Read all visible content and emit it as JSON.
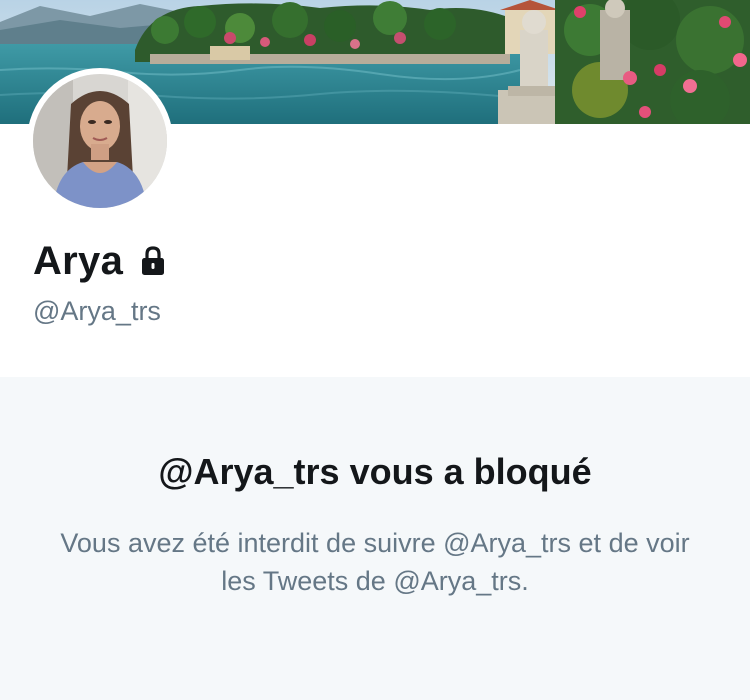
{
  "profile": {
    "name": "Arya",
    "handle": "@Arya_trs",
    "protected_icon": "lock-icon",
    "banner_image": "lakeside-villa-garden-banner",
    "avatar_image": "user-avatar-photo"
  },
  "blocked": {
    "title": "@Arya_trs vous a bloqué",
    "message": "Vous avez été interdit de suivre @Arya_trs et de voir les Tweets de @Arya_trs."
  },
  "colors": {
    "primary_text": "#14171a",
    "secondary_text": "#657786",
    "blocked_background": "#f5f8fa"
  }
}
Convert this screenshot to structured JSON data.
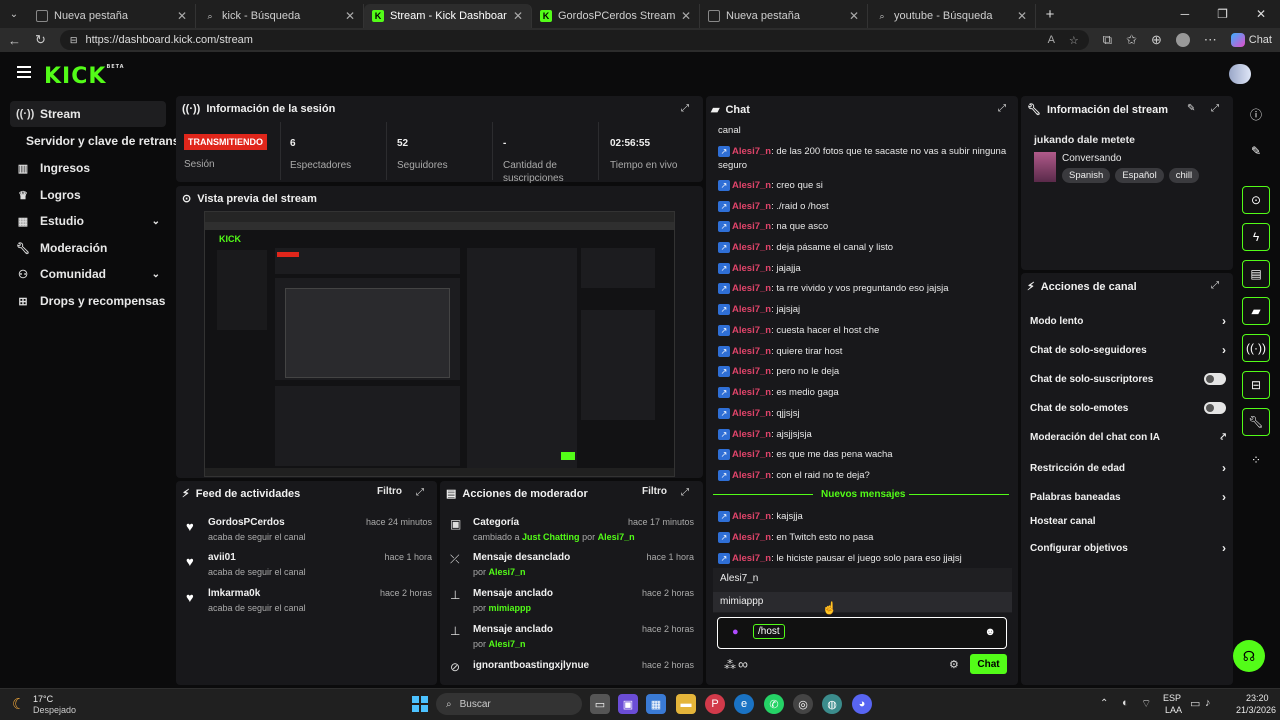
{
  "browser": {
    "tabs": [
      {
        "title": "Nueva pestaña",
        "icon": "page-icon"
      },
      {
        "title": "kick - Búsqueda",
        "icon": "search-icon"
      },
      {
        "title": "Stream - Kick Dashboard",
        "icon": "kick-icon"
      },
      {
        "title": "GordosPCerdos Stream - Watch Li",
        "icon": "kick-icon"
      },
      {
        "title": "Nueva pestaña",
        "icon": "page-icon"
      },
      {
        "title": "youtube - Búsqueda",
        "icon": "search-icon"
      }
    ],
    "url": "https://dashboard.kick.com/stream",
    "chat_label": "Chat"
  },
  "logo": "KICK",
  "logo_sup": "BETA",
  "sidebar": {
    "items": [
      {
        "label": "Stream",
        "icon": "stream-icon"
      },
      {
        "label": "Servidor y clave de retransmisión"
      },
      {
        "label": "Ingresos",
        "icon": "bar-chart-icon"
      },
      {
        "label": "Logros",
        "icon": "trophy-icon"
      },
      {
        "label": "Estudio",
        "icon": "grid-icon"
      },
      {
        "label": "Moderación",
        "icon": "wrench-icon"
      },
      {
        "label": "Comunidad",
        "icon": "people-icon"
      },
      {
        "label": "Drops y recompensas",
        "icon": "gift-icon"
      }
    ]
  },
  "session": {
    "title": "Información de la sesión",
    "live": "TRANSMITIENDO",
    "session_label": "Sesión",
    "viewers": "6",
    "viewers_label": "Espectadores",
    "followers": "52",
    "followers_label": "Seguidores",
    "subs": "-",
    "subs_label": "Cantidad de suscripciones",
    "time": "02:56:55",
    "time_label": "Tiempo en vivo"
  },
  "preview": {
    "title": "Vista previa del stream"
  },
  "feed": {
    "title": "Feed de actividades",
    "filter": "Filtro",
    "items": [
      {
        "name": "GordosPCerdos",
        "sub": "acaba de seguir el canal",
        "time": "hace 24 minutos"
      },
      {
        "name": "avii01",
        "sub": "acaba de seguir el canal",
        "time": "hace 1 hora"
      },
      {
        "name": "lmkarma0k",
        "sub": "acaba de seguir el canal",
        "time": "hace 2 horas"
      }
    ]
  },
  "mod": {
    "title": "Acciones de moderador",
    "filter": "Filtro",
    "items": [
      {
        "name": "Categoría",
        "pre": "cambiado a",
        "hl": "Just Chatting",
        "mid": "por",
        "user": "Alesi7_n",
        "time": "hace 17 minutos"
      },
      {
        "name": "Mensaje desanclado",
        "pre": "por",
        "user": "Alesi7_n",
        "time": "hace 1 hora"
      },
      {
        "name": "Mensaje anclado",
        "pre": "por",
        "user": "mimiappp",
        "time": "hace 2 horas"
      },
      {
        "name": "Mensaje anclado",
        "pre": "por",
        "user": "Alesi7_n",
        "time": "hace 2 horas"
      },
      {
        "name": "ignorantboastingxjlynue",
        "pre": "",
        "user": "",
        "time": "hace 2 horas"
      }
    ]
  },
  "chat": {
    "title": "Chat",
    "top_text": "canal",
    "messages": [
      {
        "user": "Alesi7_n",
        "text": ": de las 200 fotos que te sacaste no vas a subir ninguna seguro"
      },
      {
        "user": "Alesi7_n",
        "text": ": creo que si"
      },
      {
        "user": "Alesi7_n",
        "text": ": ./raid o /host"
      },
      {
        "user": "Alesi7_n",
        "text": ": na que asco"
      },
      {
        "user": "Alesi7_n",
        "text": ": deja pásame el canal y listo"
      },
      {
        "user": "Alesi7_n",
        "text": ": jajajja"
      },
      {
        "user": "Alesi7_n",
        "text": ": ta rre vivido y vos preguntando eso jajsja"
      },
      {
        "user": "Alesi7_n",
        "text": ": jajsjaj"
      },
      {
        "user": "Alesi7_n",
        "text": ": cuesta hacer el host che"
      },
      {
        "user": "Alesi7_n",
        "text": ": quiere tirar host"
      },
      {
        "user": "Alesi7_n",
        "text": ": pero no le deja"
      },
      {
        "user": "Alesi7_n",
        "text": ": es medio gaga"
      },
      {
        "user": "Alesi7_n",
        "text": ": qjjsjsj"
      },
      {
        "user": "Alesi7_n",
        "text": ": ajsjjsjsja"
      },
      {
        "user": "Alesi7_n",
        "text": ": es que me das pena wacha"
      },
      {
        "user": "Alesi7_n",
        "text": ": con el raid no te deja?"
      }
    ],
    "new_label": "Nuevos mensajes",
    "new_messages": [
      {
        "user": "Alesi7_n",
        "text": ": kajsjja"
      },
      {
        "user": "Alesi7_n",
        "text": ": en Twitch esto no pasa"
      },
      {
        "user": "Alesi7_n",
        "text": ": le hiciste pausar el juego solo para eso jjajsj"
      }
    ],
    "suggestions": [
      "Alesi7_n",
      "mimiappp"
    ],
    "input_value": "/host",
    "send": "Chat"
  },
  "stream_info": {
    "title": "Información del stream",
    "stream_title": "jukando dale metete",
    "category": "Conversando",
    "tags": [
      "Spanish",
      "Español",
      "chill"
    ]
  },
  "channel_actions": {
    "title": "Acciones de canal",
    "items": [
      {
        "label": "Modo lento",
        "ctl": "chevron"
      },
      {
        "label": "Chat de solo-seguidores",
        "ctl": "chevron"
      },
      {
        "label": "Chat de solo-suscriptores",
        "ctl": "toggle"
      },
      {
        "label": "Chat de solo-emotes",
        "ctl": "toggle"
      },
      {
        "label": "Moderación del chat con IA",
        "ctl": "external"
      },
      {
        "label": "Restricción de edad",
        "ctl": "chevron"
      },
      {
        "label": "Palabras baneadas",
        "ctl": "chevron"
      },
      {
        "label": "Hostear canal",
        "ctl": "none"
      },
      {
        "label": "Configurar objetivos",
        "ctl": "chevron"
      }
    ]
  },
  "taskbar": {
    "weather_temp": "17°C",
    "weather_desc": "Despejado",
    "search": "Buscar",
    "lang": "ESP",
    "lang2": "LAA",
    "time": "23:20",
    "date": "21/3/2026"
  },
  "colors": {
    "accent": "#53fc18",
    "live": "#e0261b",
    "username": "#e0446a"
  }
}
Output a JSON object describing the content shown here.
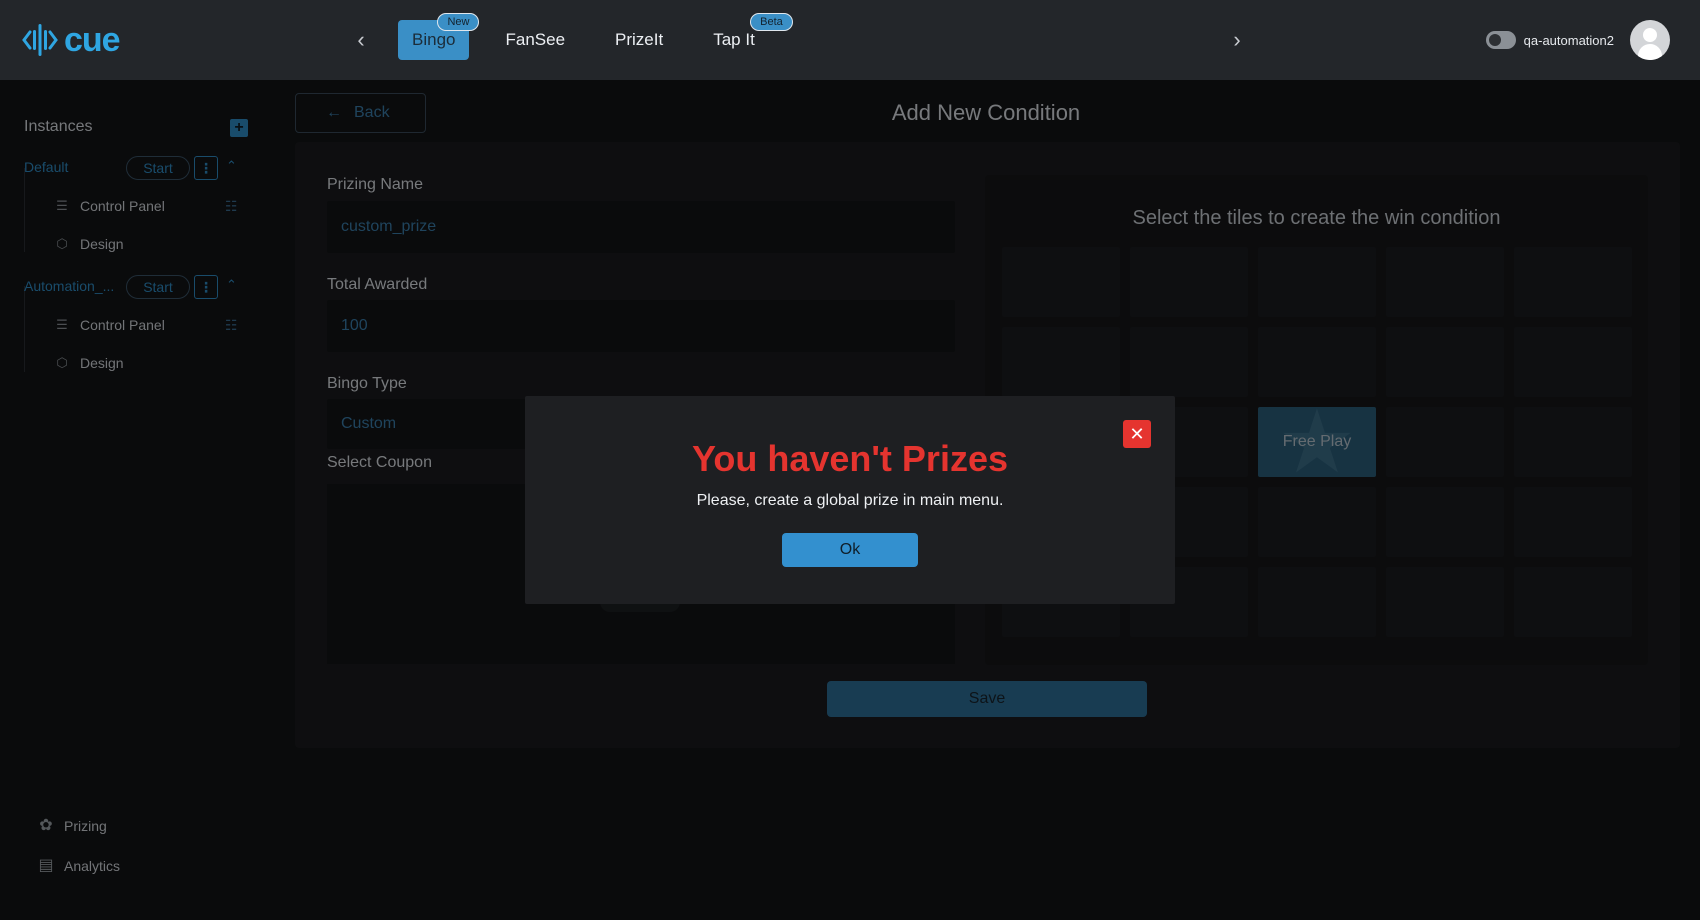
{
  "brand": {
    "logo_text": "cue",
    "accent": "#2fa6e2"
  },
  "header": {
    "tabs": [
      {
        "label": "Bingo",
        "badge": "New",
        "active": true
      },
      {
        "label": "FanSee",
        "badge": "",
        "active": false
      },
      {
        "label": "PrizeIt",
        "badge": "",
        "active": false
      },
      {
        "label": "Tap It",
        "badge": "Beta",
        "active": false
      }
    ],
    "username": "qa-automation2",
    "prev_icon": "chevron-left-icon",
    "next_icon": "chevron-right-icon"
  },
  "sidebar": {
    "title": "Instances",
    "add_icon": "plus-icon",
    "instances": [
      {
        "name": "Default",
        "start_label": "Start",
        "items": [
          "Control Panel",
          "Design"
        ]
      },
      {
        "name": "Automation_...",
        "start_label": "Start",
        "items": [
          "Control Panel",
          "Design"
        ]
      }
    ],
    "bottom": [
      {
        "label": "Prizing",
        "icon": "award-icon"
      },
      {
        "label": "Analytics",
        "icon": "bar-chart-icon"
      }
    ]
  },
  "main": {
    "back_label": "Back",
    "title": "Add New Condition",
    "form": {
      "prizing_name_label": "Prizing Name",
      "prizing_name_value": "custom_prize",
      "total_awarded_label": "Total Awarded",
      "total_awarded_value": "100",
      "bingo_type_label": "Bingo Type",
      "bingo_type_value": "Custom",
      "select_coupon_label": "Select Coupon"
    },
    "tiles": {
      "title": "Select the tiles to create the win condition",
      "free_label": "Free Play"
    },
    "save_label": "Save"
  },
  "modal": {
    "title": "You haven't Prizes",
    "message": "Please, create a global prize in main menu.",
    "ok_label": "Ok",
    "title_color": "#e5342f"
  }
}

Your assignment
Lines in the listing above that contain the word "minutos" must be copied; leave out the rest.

Your solution
        "time": "hace 24 minutos"
        "time": "hace 17 minutos"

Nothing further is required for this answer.